“Whosoever dies wearing this scapular shall not suffer eternal fire.” Tradition holds this to be the promise given by the Blessed Virgin Mary upon the garment’s presentation to the Carmelite Prior St. Simon Stock in 1251. Though I had been enrolled in the scapular—two small squares of brown wool connected by strings and worn around the neck—for the better part of a year, I didn’t understand how it “worked.” Surely an article of clothing could not guarantee salvation? The promise sounded almost dangerous, a temptation to presume on God’s mercy.
But then, I supposed, if you were not one of the elect, then God would see to it that you were not wearing your scapular at the time of your death . . . God is not mocked.
As I felt the bare patch of skin on my chest where the wool square used to be, I thought of my own soul, itself weighed with sin. Was God finished being merciful with me? Was he preparing to take my life and subject me to judgment, now that I was out from under Our Lady’s promise? I panicked, and thrashed my way to shore.
What was I thinking, fighting riptides with serious sin—and the consequent threat of hell—on my soul? I once heard it said that if Christians really believed that Christ was in the tabernacle, they would never leave the church. Similarly, if I really believed my eternal fate was in jeopardy, why wasn’t I curled up on a priest’s doorstep, begging him to hear my confession?
I don’t really have an answer, except to say that growing up with God and the devil, heaven and hell, Jesus and Mary, sin and salvation, and all the rest of it had made them familiar to me, perhaps too familiar. It was easy to overlook their significance, easy to ignore the urgency and import of their existence. At nineteen, death and what cane after felt very far away. That last riptide, combined with my lost scapular, brought them a little bit nearer.

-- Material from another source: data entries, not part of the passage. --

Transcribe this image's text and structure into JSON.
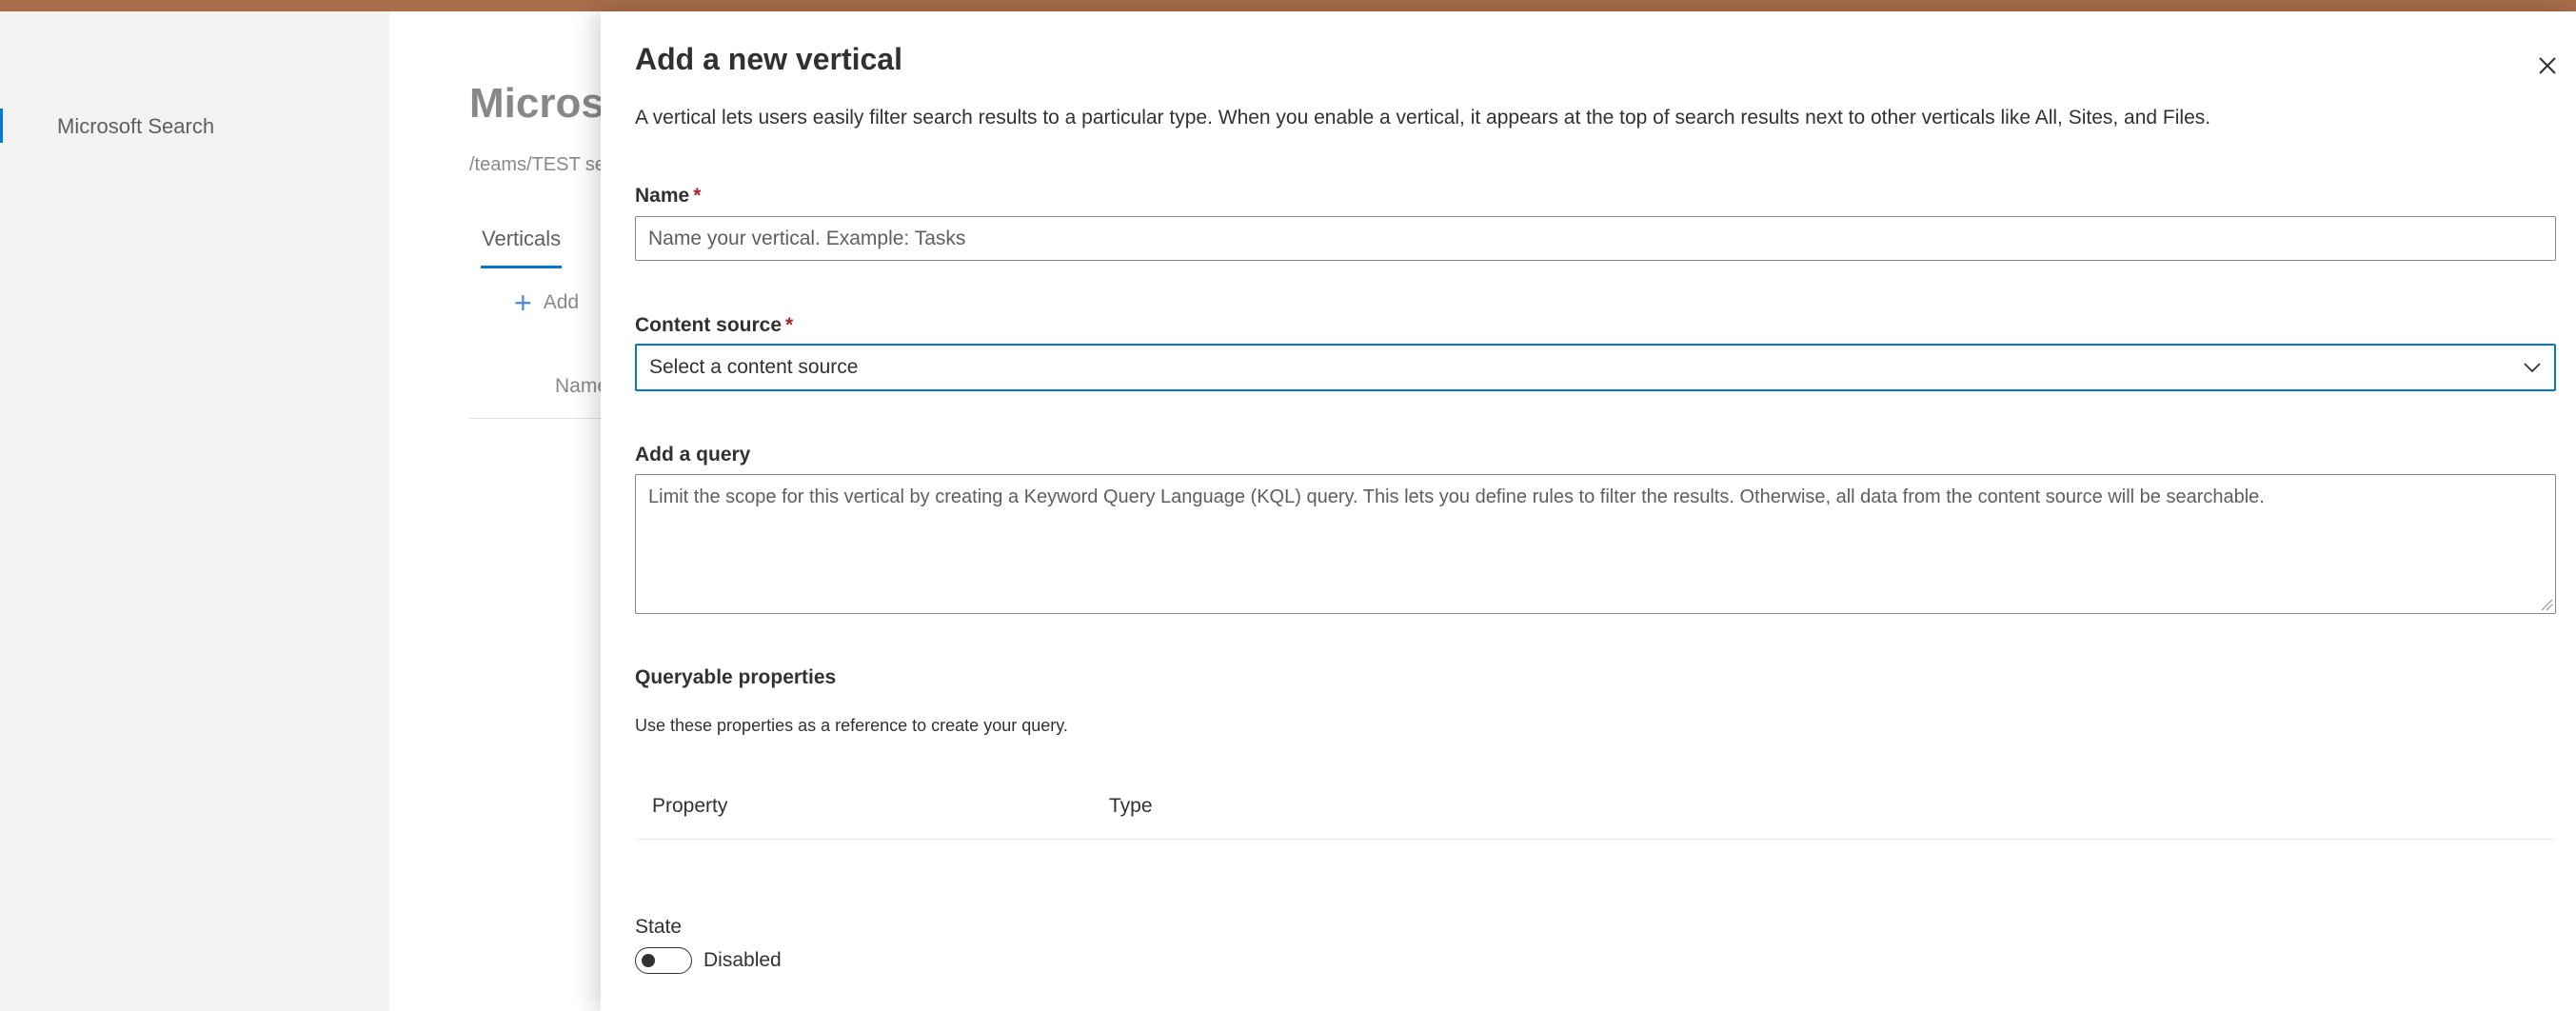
{
  "left_nav": {
    "items": [
      {
        "label": "Microsoft Search"
      }
    ]
  },
  "background": {
    "title": "Microsoft Search",
    "path": "/teams/TEST search",
    "tab": "Verticals",
    "add_label": "Add",
    "column_name": "Name"
  },
  "panel": {
    "title": "Add a new vertical",
    "description": "A vertical lets users easily filter search results to a particular type. When you enable a vertical, it appears at the top of search results next to other verticals like All, Sites, and Files.",
    "name_field": {
      "label": "Name",
      "required_marker": "*",
      "placeholder": "Name your vertical. Example: Tasks"
    },
    "content_source": {
      "label": "Content source",
      "required_marker": "*",
      "value": "Select a content source"
    },
    "query": {
      "label": "Add a query",
      "placeholder": "Limit the scope for this vertical by creating a Keyword Query Language (KQL) query. This lets you define rules to filter the results. Otherwise, all data from the content source will be searchable."
    },
    "queryable": {
      "heading": "Queryable properties",
      "helper": "Use these properties as a reference to create your query.",
      "columns": [
        "Property",
        "Type"
      ]
    },
    "state": {
      "label": "State",
      "toggle_text": "Disabled",
      "enabled": false
    }
  },
  "colors": {
    "accent": "#0078d4",
    "top_bar": "#a86e4a",
    "required": "#a4262c"
  },
  "icons": {
    "close": "close-icon",
    "dropdown": "chevron-down-icon",
    "add": "plus-icon"
  }
}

Now you may not wear a scapular, or even know what one is. But that, I think, is really beside the point. The point is that Matthew’s reflection is just the kind of thing Saint Ignatius encourages. We don’t need a scapular, a riptide, or even severe turbulence (that always works for me!) to prompt us to contemplate our mortality. We might just ask the question: If death were near, what haven’t I accomplished in my life in and relationship with Christ that I would like to have accomplished by the time of my death, and how can I be better ready to meet my Savior in the next life? None of us are finished products.